:: WHAT YOU ARE ASKED TO DO ::
Search the records below for the word "this" and show every line where it occurs.

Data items
....

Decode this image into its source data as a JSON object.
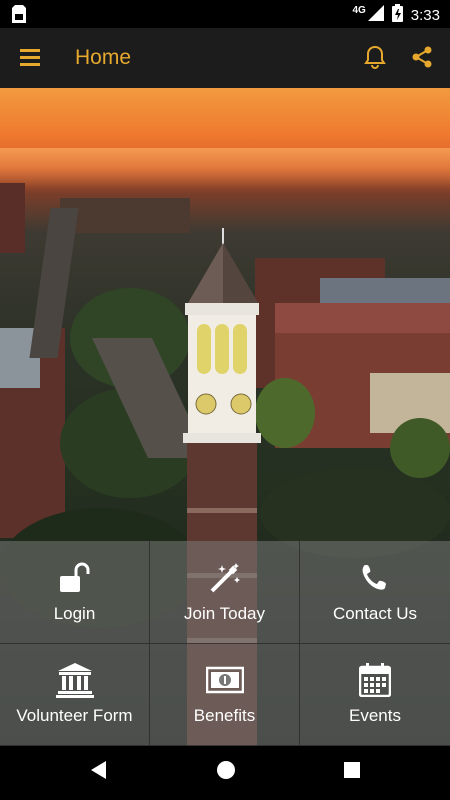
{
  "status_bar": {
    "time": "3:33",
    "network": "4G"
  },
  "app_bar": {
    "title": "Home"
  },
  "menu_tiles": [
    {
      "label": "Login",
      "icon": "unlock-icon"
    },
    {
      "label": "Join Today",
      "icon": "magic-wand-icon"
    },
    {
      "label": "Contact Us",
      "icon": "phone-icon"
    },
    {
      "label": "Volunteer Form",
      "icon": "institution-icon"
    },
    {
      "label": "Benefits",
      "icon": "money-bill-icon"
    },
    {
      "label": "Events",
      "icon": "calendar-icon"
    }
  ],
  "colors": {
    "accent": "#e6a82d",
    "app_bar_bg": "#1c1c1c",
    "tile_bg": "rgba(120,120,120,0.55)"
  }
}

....

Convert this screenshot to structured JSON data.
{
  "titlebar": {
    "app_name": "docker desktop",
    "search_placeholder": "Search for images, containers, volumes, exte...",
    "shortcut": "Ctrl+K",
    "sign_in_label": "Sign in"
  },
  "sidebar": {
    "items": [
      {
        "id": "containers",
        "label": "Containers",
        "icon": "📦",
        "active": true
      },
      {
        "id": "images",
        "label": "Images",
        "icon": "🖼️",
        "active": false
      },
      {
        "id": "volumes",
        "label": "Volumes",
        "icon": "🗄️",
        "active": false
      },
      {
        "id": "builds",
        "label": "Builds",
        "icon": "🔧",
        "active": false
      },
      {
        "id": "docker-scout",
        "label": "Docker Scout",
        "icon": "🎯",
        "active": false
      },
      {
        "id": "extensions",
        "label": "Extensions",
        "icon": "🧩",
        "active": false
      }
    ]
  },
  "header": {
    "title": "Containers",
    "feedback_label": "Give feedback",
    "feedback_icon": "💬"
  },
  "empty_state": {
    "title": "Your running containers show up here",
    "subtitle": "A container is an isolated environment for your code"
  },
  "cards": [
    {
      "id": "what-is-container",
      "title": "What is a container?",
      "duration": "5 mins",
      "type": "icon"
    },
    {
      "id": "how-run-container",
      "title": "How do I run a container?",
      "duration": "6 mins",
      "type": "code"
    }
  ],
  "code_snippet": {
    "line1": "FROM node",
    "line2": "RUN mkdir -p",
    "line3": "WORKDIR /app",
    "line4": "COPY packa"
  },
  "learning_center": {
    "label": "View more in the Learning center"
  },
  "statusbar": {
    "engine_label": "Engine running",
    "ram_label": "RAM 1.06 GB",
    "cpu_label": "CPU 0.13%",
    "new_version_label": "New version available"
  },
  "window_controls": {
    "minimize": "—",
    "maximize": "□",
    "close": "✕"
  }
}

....

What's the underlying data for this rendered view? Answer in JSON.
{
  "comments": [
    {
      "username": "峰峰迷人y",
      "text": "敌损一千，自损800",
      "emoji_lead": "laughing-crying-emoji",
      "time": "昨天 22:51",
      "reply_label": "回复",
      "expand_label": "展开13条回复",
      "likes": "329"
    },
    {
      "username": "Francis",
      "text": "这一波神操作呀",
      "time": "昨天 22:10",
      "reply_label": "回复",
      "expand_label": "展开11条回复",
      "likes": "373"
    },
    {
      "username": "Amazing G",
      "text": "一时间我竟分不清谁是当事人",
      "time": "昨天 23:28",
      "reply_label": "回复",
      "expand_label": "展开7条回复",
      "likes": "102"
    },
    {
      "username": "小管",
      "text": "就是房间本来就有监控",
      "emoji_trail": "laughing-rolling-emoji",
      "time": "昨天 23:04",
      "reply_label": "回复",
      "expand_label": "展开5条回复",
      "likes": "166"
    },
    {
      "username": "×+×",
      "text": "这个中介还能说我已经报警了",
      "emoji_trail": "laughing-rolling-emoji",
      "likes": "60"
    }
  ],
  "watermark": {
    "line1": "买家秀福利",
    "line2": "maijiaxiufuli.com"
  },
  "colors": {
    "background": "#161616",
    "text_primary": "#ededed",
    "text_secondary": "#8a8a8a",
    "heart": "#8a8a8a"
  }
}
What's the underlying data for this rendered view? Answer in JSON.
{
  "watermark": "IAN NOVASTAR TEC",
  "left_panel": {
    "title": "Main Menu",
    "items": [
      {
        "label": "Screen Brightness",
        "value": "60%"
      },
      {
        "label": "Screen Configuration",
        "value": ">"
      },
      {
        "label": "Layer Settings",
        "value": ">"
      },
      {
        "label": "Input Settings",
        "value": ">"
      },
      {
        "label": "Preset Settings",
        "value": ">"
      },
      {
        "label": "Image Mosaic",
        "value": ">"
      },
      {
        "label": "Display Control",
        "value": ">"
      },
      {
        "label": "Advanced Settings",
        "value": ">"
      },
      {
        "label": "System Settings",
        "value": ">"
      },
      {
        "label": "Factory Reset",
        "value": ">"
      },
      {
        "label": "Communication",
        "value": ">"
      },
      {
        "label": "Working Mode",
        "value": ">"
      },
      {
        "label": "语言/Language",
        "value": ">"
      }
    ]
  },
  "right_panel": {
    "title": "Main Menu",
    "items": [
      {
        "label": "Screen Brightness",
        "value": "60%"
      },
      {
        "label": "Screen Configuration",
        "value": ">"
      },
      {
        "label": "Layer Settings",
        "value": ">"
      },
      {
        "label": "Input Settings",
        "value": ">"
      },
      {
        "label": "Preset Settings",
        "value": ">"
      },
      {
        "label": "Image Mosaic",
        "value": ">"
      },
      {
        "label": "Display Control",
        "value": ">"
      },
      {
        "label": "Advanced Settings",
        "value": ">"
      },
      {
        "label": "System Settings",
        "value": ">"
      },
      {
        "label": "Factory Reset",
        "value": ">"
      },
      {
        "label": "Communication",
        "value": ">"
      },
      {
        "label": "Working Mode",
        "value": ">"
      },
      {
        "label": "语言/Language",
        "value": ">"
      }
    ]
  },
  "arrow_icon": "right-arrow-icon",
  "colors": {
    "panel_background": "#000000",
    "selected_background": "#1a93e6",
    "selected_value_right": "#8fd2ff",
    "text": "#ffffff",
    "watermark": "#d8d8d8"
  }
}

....

:: ANSWER FOR THE TASK ::
Decode this image into its source data as a JSON object.
Convert this screenshot to structured JSON data.
What's the underlying data for this rendered view? Answer in JSON.
What's the underlying data for this rendered view? Answer in JSON.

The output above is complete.